**WHAT YOU WILL DO:** What lines below contain the word "source"? Please pull each one out.

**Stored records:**
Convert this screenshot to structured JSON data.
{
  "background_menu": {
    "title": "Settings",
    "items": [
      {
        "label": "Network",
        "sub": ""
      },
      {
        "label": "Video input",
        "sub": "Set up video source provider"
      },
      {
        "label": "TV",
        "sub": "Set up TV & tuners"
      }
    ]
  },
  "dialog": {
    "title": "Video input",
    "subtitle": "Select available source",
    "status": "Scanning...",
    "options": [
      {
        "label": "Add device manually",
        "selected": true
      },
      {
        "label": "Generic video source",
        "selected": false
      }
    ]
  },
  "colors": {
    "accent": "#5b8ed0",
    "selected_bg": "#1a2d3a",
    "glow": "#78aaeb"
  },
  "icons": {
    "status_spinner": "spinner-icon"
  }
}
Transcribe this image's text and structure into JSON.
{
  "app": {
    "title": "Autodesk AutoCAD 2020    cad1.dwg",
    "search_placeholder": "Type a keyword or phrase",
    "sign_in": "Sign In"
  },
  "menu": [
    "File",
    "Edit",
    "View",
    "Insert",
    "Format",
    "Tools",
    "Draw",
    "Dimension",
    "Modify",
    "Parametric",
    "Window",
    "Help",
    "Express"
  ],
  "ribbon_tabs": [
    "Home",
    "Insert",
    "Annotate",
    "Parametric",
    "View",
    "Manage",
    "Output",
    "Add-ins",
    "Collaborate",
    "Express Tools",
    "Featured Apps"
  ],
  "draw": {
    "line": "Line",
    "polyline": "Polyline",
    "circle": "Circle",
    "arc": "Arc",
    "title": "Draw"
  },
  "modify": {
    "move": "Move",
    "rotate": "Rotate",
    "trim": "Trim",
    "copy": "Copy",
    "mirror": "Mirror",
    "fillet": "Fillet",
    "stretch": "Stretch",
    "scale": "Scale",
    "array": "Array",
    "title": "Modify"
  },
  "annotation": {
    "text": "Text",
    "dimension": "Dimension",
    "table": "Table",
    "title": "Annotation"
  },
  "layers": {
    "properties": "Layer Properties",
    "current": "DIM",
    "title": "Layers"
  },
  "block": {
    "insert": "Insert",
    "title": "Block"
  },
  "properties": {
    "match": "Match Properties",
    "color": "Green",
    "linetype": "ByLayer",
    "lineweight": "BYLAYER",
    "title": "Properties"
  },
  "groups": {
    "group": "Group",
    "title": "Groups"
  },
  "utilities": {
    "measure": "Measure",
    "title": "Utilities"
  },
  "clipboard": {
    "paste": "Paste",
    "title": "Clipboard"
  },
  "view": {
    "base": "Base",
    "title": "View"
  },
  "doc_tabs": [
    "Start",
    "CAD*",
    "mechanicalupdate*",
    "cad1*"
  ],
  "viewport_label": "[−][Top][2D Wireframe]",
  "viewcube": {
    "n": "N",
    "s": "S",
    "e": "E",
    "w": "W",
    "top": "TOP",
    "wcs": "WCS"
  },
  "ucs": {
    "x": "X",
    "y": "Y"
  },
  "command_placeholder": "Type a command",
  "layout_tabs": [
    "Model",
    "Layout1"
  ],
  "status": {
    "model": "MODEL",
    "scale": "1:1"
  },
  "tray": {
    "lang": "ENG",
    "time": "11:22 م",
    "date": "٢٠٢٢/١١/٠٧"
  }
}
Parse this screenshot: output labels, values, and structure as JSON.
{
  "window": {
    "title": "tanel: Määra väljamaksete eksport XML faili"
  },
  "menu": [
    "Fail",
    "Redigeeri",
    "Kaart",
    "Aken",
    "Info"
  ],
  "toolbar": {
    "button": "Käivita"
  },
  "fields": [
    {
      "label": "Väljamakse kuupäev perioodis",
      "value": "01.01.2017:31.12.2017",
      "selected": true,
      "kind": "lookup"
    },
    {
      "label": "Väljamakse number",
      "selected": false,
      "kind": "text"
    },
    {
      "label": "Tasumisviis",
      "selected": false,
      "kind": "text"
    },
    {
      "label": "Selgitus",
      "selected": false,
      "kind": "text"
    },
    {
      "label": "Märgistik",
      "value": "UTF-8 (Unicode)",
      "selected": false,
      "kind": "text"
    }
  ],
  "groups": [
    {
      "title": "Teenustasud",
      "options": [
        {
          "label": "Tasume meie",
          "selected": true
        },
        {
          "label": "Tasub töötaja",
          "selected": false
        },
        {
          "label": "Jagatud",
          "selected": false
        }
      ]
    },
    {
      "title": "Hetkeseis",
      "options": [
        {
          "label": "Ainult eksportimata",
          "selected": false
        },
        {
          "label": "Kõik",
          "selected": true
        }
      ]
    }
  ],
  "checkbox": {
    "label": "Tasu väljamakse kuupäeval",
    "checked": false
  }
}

**EXERCISE RESULT:**
        "sub": "Set up video source provider"
    "subtitle": "Select available source",
        "label": "Generic video source",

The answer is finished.